CE: Technologically, we have more and more ways to treat water depending on its quality. Overall, understanding the water cycle on a local scale is essential because it helps us, on a global scale, understand water issues to collaborate better in managing this shared resource. Water should be considered more as a shared commodity than a mere public commodity. So progress can be both technological and social. This social consideration implies a good knowledge of water availability on a local level: for a specific catchment, we know the exact volume of rainfall available as well as the volume drawn by various stakeholders, which gives us a good perspective on water balance and provides the means to find solutions to local challenges.
20QAW: As a major water bottle company, what do you do to preserve water?
CE: In the industry, it is essential to implement the necessary technology to relevantly monitor how much water is collected.

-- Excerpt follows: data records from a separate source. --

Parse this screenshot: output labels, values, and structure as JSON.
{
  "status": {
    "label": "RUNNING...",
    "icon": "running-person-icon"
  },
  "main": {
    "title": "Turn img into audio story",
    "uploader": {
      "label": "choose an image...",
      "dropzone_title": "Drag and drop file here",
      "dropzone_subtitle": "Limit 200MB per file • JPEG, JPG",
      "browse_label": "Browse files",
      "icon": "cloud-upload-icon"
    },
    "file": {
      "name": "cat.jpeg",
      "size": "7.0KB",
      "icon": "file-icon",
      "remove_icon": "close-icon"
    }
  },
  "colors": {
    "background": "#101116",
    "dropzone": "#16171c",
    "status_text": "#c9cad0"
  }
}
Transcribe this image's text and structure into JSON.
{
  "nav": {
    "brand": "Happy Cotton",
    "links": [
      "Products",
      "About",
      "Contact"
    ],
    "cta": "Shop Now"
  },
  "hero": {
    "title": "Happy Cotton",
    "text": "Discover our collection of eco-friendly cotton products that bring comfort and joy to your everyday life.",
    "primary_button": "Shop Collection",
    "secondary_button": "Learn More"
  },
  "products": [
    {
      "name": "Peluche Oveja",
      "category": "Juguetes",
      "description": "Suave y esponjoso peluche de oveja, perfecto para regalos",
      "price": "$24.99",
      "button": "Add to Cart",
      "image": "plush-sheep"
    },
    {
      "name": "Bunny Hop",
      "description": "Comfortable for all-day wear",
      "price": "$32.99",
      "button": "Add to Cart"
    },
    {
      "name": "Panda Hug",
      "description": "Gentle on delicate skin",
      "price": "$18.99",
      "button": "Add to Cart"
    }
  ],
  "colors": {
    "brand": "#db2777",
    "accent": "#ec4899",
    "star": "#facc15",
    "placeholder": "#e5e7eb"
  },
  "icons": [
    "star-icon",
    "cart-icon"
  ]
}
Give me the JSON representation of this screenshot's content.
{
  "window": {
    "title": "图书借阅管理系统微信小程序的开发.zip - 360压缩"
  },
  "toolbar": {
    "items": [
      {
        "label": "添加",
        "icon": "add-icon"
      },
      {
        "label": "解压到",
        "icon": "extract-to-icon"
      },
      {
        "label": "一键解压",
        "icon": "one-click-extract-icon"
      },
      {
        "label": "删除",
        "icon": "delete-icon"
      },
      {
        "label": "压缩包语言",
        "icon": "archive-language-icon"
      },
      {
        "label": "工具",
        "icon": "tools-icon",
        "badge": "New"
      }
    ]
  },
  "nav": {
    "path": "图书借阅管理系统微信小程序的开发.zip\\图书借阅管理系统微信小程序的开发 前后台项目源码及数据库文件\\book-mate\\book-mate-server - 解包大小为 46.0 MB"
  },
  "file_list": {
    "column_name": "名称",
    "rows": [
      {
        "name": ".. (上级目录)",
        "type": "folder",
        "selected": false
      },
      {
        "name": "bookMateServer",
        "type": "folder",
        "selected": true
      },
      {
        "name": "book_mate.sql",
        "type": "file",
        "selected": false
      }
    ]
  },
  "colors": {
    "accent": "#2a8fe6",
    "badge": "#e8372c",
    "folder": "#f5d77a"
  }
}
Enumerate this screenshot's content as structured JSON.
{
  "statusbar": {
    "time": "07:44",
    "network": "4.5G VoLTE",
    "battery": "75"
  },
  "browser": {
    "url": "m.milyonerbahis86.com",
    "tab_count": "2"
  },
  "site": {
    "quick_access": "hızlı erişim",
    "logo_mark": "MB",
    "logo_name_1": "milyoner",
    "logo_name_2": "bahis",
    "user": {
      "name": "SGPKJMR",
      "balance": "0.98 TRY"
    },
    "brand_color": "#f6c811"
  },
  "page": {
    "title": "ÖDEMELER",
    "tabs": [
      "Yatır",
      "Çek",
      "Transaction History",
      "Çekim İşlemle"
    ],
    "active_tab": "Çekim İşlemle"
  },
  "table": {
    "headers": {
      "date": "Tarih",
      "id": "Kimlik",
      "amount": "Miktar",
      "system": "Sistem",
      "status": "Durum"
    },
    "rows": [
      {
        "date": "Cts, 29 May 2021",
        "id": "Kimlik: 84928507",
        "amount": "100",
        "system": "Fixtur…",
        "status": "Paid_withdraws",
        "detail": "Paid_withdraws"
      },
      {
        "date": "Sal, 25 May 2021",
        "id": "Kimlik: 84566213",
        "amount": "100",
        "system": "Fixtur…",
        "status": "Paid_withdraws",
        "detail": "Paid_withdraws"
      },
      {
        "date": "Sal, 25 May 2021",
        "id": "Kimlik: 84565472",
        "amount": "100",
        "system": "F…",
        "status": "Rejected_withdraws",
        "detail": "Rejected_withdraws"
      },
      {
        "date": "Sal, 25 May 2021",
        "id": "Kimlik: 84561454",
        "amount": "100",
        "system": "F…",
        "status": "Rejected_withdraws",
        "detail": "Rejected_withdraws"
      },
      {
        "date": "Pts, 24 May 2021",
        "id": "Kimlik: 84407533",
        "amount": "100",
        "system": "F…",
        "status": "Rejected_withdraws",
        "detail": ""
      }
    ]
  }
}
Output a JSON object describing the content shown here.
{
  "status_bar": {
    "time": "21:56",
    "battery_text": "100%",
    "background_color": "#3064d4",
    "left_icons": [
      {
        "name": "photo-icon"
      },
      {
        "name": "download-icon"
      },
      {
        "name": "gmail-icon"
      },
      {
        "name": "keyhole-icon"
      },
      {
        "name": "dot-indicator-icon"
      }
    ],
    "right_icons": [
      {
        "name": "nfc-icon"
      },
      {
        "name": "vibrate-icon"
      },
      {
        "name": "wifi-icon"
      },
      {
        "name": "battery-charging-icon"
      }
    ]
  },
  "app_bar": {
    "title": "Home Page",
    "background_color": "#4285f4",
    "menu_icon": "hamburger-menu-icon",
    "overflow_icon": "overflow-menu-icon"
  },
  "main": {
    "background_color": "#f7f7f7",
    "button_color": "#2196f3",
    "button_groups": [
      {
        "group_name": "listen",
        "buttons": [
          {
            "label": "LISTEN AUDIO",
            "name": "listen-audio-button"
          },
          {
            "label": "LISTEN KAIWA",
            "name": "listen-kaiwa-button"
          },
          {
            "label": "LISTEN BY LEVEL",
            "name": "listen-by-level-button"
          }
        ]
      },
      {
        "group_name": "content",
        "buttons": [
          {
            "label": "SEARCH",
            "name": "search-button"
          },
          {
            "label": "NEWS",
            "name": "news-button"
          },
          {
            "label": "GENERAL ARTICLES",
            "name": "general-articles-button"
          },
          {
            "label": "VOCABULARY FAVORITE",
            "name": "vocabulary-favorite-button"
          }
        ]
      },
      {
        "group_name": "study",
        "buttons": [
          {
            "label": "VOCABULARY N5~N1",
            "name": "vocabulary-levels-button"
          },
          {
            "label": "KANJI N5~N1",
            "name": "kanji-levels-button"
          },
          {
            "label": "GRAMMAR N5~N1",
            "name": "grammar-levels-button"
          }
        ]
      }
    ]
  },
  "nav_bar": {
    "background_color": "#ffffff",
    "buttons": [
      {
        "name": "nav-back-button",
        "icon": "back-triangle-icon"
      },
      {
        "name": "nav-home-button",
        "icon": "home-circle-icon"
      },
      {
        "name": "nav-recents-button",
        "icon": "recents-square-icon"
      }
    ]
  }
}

Throughout our infrastructure and operations, we ensure water is adequately used by avoiding waste at all cost. Beyond our own operations, we are involved with local stakeholders to raise awareness on hydrogeological cycles and work together towards coherent and fair solutions to better manage water as a resource.
20QAW: Any concrete example?
CE: In Switzerland, we have a programme called ECO-Broye that involves farmers, local authorities and biologists to approach challenges together regarding the forest, the ground, and even administrative issues, as well as ensure that all the projects implemented are indeed beneficial to all stakeholders.
20QAW: How do you imagine the water situation in a hundred years?
CE: I’m an optimist. I believe that our water stewardship approach, which is only starting to take shape, is a natural process. Water is such a fundamental resource that we’ll logically evolve towards more collaborative water management solutions because there is no alternative. It is all a matter of mind-set, and it will require tremendous effort to harmonise that mind-set on a global scale and convince all stakeholders. With regard to the people in the video, I share their concerns, but I believe we need to remain optimistic and discuss together to analyse the challenges on hand and work together to find solutions.
20QAW: Is there something you want to add?
CE: An area in which a large group like ours can contribute effectively is the sharing of information. Through our activities, we acquire relevant knowledge on how the water cycle works - where water comes from, where it is stored and where it is transported to be used - which means we are in a prime position to digest that information and inform local stakeholders who may not be initially interested in that matter about the challenges on hand, to then work together towards finding solutions beneficial for all.